[To do]: Write out the data below exactly as given, without any of its pictures.

★ ★ ★

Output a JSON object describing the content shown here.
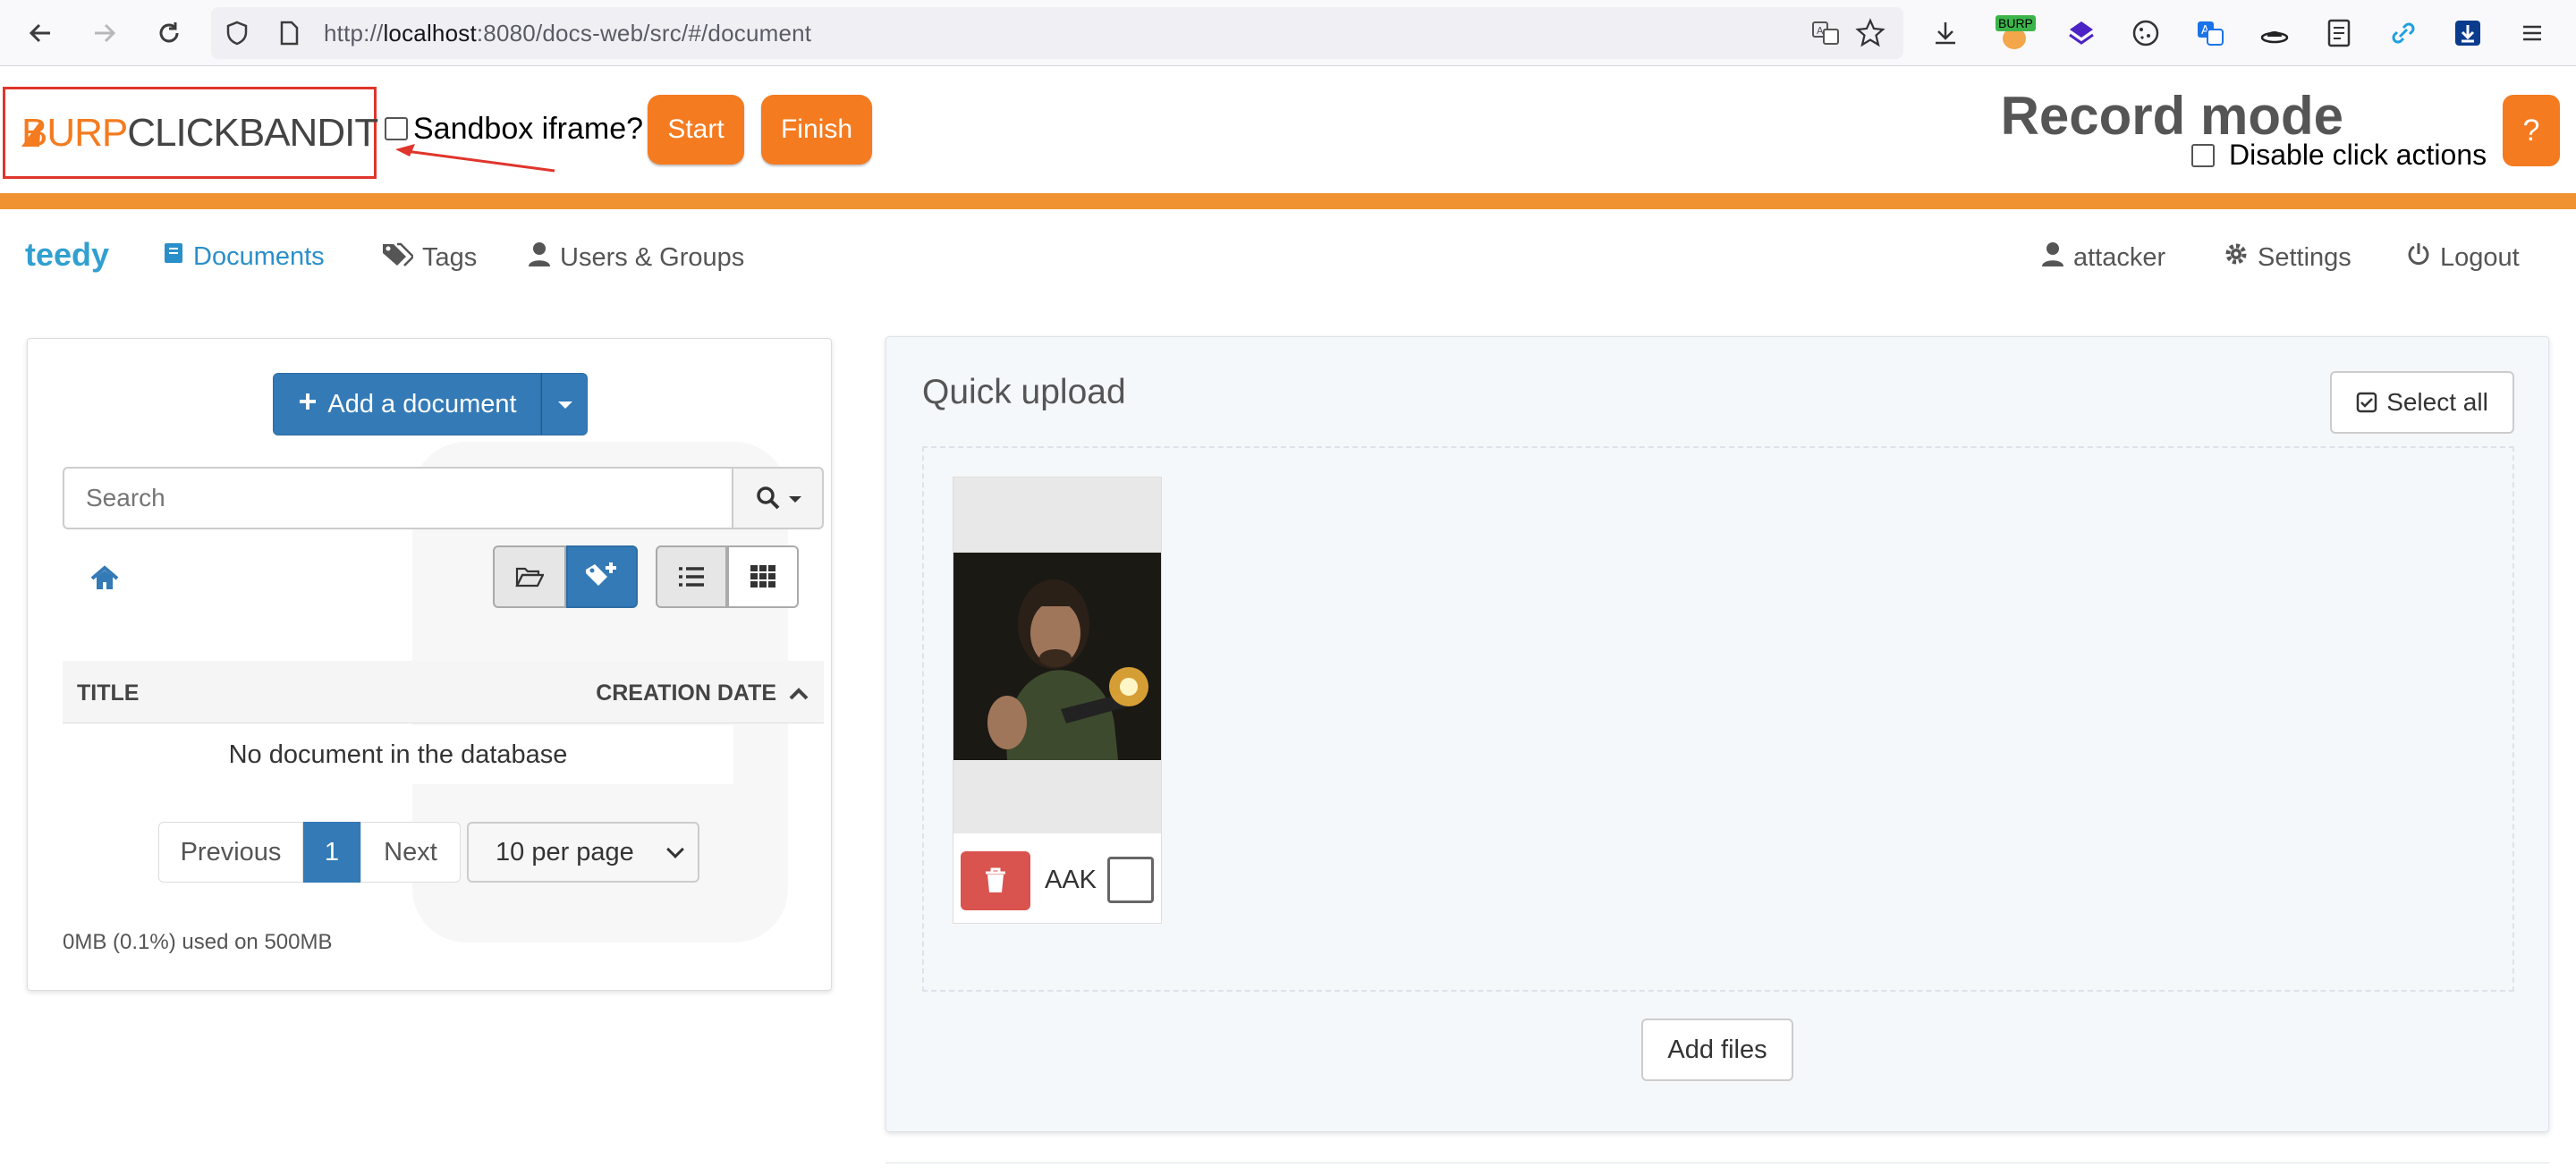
{
  "browser": {
    "url_prefix": "http://",
    "url_host": "localhost",
    "url_rest": ":8080/docs-web/src/#/document",
    "extension_badge": "BURP"
  },
  "clickbandit": {
    "logo_burp": "BURP",
    "logo_clickbandit": "CLICKBANDIT",
    "sandbox_label": "Sandbox iframe?",
    "start_label": "Start",
    "finish_label": "Finish",
    "mode_title": "Record mode",
    "disable_clicks_label": "Disable click actions",
    "help_label": "?",
    "accent_color": "#f47b20"
  },
  "nav": {
    "brand": "teedy",
    "documents": "Documents",
    "tags": "Tags",
    "users_groups": "Users & Groups",
    "user": "attacker",
    "settings": "Settings",
    "logout": "Logout"
  },
  "left": {
    "add_document": "Add a document",
    "search_placeholder": "Search",
    "col_title": "TITLE",
    "col_date": "CREATION DATE",
    "empty_message": "No document in the database",
    "prev": "Previous",
    "page": "1",
    "next": "Next",
    "per_page": "10 per page",
    "quota": "0MB (0.1%) used on 500MB"
  },
  "right": {
    "title": "Quick upload",
    "select_all": "Select all",
    "file_name": "AAK",
    "add_files": "Add files"
  }
}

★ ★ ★

[Answer to the problem]:
Output a JSON object describing the content shown here.
{
  "browser": {
    "url_prefix": "http://",
    "url_host": "localhost",
    "url_rest": ":8080/docs-web/src/#/document",
    "extension_badge": "BURP"
  },
  "clickbandit": {
    "logo_burp": "BURP",
    "logo_clickbandit": "CLICKBANDIT",
    "sandbox_label": "Sandbox iframe?",
    "start_label": "Start",
    "finish_label": "Finish",
    "mode_title": "Record mode",
    "disable_clicks_label": "Disable click actions",
    "help_label": "?",
    "accent_color": "#f47b20"
  },
  "nav": {
    "brand": "teedy",
    "documents": "Documents",
    "tags": "Tags",
    "users_groups": "Users & Groups",
    "user": "attacker",
    "settings": "Settings",
    "logout": "Logout"
  },
  "left": {
    "add_document": "Add a document",
    "search_placeholder": "Search",
    "col_title": "TITLE",
    "col_date": "CREATION DATE",
    "empty_message": "No document in the database",
    "prev": "Previous",
    "page": "1",
    "next": "Next",
    "per_page": "10 per page",
    "quota": "0MB (0.1%) used on 500MB"
  },
  "right": {
    "title": "Quick upload",
    "select_all": "Select all",
    "file_name": "AAK",
    "add_files": "Add files"
  }
}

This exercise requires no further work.